While Green Day’s trilogy of 2012 albums is often looked back on as a huge failure, era adjusted sales for ¡UNO! paint a rosier picture for the album and it manages to crack Platinum status in our hypothetical world.
It’s unfortunate that Billie’s struggles at the time have overshadowed this release, but these figures show that the album ranks right up there with 39/Smooth, Kerplunk and Warning when adjusted by era.
|Industry Sales:||321.8 million|
|Era Adjusted Album Sales:||649,471|
¡DOS! also gets a nice bump up to Gold record status (representing 500,000 sold), but that wouldn’t save it from being the lowest-selling album of the bands’ career to that point. Unfortunately, it wouldn’t hold that record for very long, however.
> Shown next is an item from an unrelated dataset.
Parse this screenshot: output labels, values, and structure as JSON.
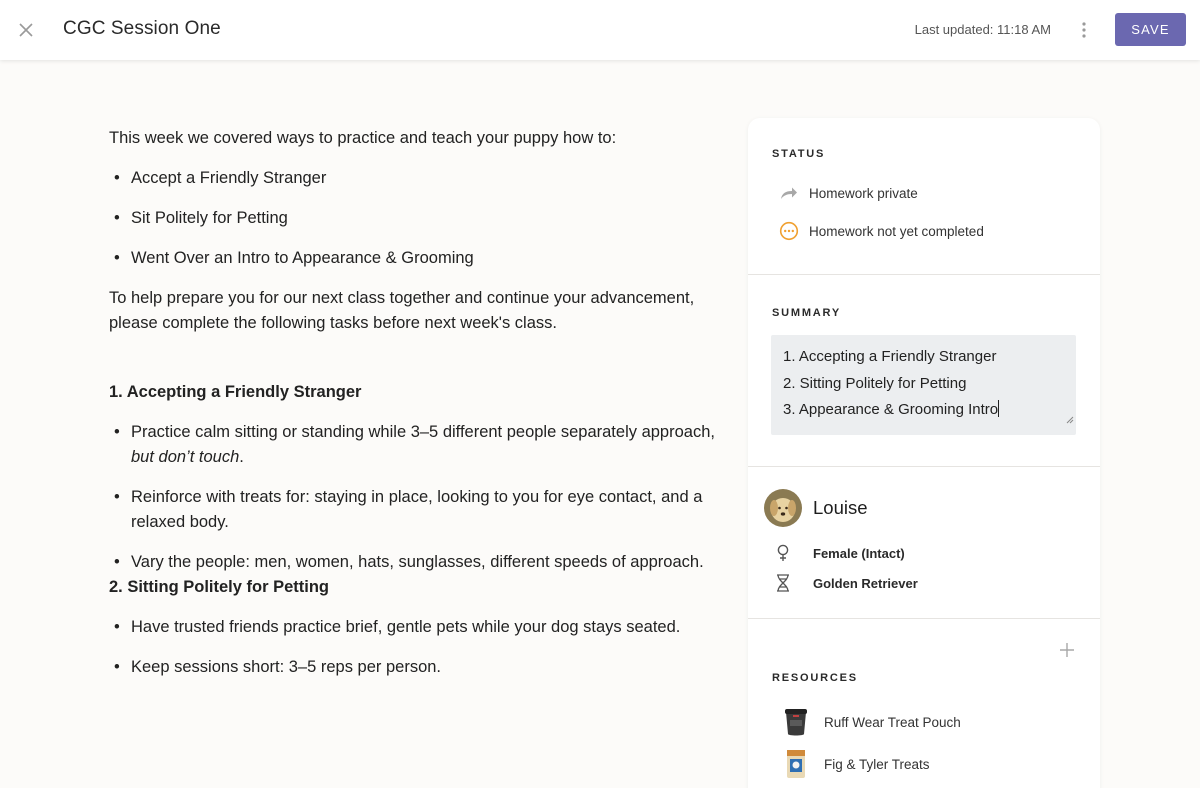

|Industry Sales:||321.8 million|
|Era Adjusted Album Sales:||581,106|
¡TRE! also gets bumped up to an era adjusted Gold record but takes over from ¡DOS! as the bands’ lowest-selling record to date.
It makes you wonder what might have been had the band released only the best of the three albums onto one album, but overall the trilogy as a whole sells a very respectable era adjusted 2.35 million albums.
At this point, the numbers get a bit more difficult to accurately project as music streaming services become the predominant way music is consumed and physical sales are down almost a billion dollars since 1999.
We do know that album-equivalent units have accounted for around 20% of first-week sales for the bands’ most recent two albums, so their overall sales totals on the following have been reduced by 20% to more accurately compare against the industry sales we’re using below.
Revolution Radio (2016)
|Album Sales (minus streaming):||184,000*|
|Industry Sales:||197.5 million|
|Era Adjusted Album Sales:||1,024,810|
Seen as a return to form by some after the disappointing trilogy period, Revolution Radio bumps up to a Platinum record with era adjusted sales figures.
* 230,000 known sales reduced by 20%
Father Of All… (2020)
|Album Sales (minus streaming):||48,000*|
|Industry Sales:||105.8 million**|
|Era Adjusted Album Sales:||499,055|
We have the least amount of data on this one with only the first two weeks of sales numbers to work with so I’ve given it a bump of 7,000 to account for any additional sales over the past 6 months.
This album was doomed from the start sales-wise though after polarizing fans and being released weeks prior to Coronavirus shutting the country down. With the band unable to properly promote or tour the album, it goes down as the lowest-selling album of their career and the only album to not hit at least Gold status with era adjusted sales.
* 53,000 known sales increased by 7,000 estimated sales since February and then decreased by 20%. **2019 industry sales data.
Like other 90s and 00s bands that retain popularity today, it’s easy to compare their past high water mark sales numbers to their current sales totals and think their glory days are long behind them.
But Green Day has shown rather remarkable sales consistency (FOAM aside), in spite of the music industry being turned upside down in the middle of their career and rock music struggling to find radio airplay since the early 2000s.
The problem with evaluating Green Day’s album sales is that with two landmark albums in Dookie and American Idiot, the sales for the rest of their catalogue can look rather pedestrian.
But I think we can all agree that that’s a pretty good problem to have.